The sun shining again and the forecast hot so we set off from Henley Park across the deer park and were soon approaching Henley on Thames. We opted to walk through Phyllis Court Club where a croquet match was in full flow – a very English spectacle with all players dressed in white playing on perfecty maintained lawns against the backdrop of the river.
The walk takes us through the town along the riverside, passing the classical Henley bridge with the Regatta headquarters and Leander club on one side of the river and the Angel on the Bridge www.theangelhenley.com on the other. The pub is always busy – being one of the few places right on the riverside and today is no exception.
We pass Hobbs boatyard offering boats for hire and they too are busy as it comes towards the end of the season, making the most of the good weather and river conditions.
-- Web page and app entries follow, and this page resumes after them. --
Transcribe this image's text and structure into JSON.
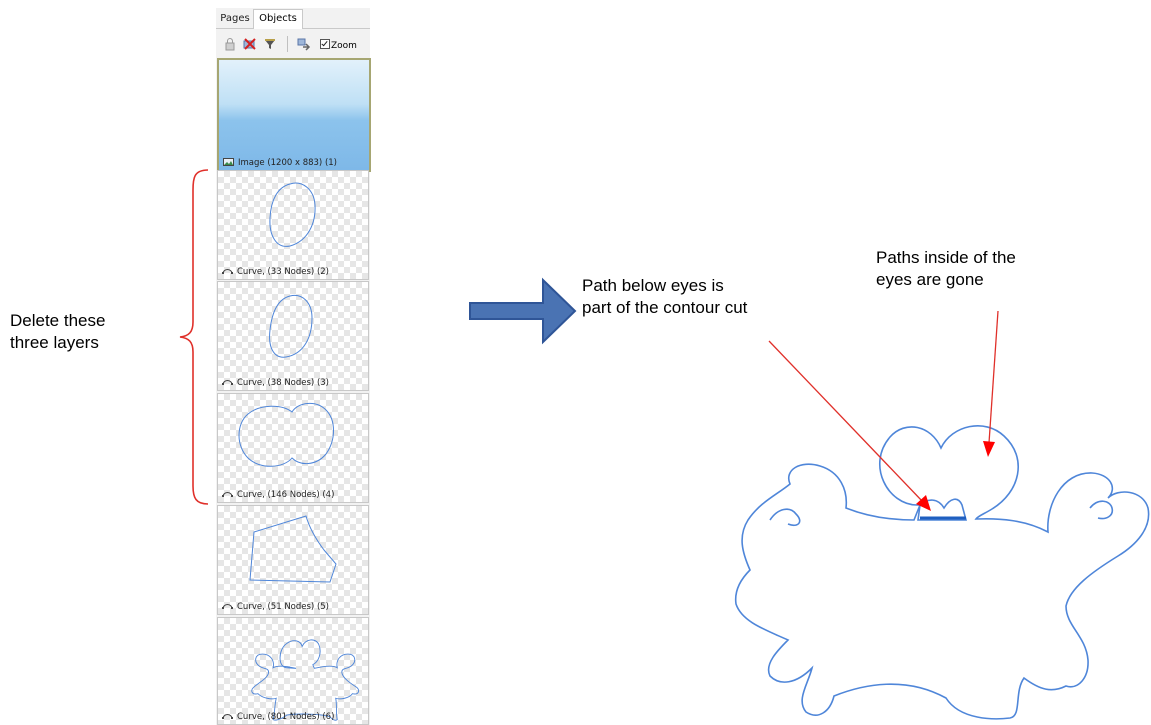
{
  "panel": {
    "tabs": [
      "Pages",
      "Objects"
    ],
    "active_tab": "Objects",
    "toolbar": {
      "icons": [
        "lock-icon",
        "delete-icon",
        "filter-icon",
        "move-icon"
      ],
      "zoom_label": "Zoom",
      "zoom_checked": true
    },
    "layers": [
      {
        "label": "Image (1200 x 883) (1)",
        "kind": "image-icon"
      },
      {
        "label": "Curve, (33 Nodes) (2)",
        "kind": "curve-icon"
      },
      {
        "label": "Curve, (38 Nodes) (3)",
        "kind": "curve-icon"
      },
      {
        "label": "Curve, (146 Nodes) (4)",
        "kind": "curve-icon"
      },
      {
        "label": "Curve, (51 Nodes) (5)",
        "kind": "curve-icon"
      },
      {
        "label": "Curve, (801 Nodes) (6)",
        "kind": "curve-icon"
      }
    ]
  },
  "annotations": {
    "delete_note": [
      "Delete these",
      "three layers"
    ],
    "path_below_note": [
      "Path below eyes is",
      "part of the contour cut"
    ],
    "paths_inside_note": [
      "Paths inside of the",
      "eyes are gone"
    ]
  },
  "colors": {
    "path_blue": "#4f86d9",
    "bracket_red": "#e0302a",
    "arrow_fill": "#4a73b3",
    "arrow_stroke": "#2f5597",
    "annotation_red": "#ff0000"
  }
}
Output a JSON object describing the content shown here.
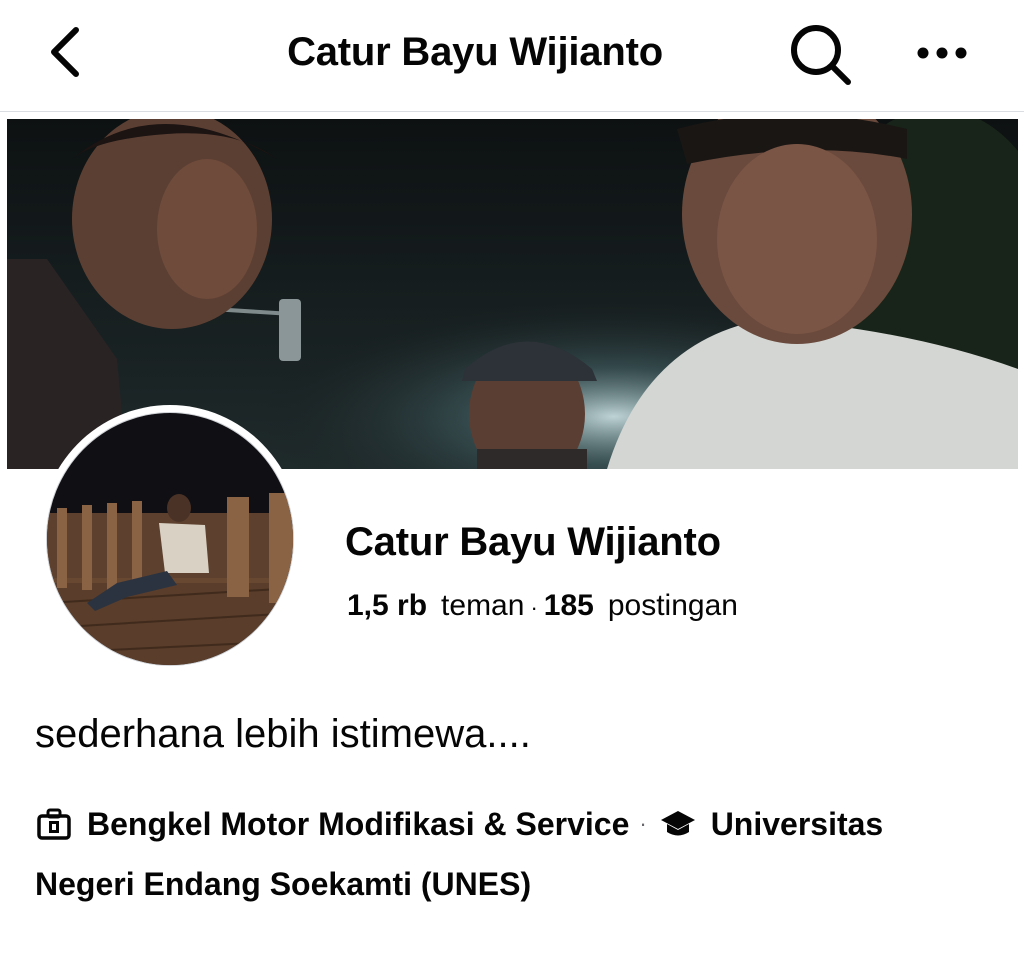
{
  "header": {
    "title": "Catur Bayu Wijianto",
    "back_icon": "chevron-left-icon",
    "search_icon": "search-icon",
    "more_icon": "more-horizontal-icon"
  },
  "profile": {
    "name": "Catur Bayu Wijianto",
    "friends_count": "1,5 rb",
    "friends_label": "teman",
    "separator": "·",
    "posts_count": "185",
    "posts_label": "postingan",
    "bio": "sederhana lebih istimewa....",
    "work": {
      "icon": "briefcase-icon",
      "text": "Bengkel Motor Modifikasi & Service"
    },
    "education": {
      "icon": "graduation-cap-icon",
      "text_line1": "Universitas",
      "text_line2": "Negeri Endang Soekamti (UNES)"
    },
    "details_separator": "·"
  },
  "colors": {
    "text_primary": "#050505",
    "text_secondary": "#65676b",
    "divider": "#dadde1",
    "background": "#ffffff"
  }
}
On towards Marsh Lock we pass the River and Rowing Museum www.rrm.co.uk and then Rod Eyot with houses only accessible by boat. It looks like a romantic dream when the river is like this but in the winter floods it is a different story. A notice board has been put up at Marsh lock to tell you about the fish to be found in the Thames and about the fish ladders that have been installed at the weirs to help the fish journey upriver to spawn.
The path now opens out on to water meadows alive with with flowers that thrive in marshland and wends its way beside the river towards Shiplake. We pass over a small bridge and alongside a garden with a miniature railway, past other large riverside homes and over the level railway crossing to Lower Shiplake. We are soon at Shiplake lock where there are permanent tents used in summer by their owners, some still in use as the season draws to an end. We cross fields of livestock and pass beside the Shiplake college boat houses with a glimpse of the college and church high up on the hill. The path narrows and follows the river closely with open views to our right looking over towards Binfield Heath.
We are coming towards Sonning on Thames a very picturesque village but, as it is one of the few river crossings for vehicles, the bridge is always busy with a steady stream of traffic. There are a number of luxury hotels and restaurants here but we are heading for the tranquil lock keepers garden. This little oasis serves sandwiches and homemade cakes to passers by with tables and chairs under the apple trees. There is some indoor space if the weather makes it neccessary to shelter but it really comes in to its own on a day like today. You feel as though you are miles from anywhere with not a care in the world.
A heron watches from the weir and a light breeze offers respite from the powerful sun. Beside the lock is a small wrought iron gate erected as a memorial to a teacher from Reading Bluecoat school whose grounds lie behind the gate. There is a path nearby that leads to St Andrews Church and the village without going near the busy traffic on the bridge.
The path downstream of Sonning has been upgraded to a level and pleasant path and the lock keeper has ramps that can be connected to the lock gates to make wheelchair access possible which is not the case on all locks and I plan to write to the environment agency making a suggestion that other locks follow suit.
Today we are fortunate enough to be offered a boat ride home on a Drascombe Lugger but the alternative is to use the regular boat service provided by Salter Brothers that conveys passengers from Reading to Henley on Thames http://www.slaterssteamers.co.uk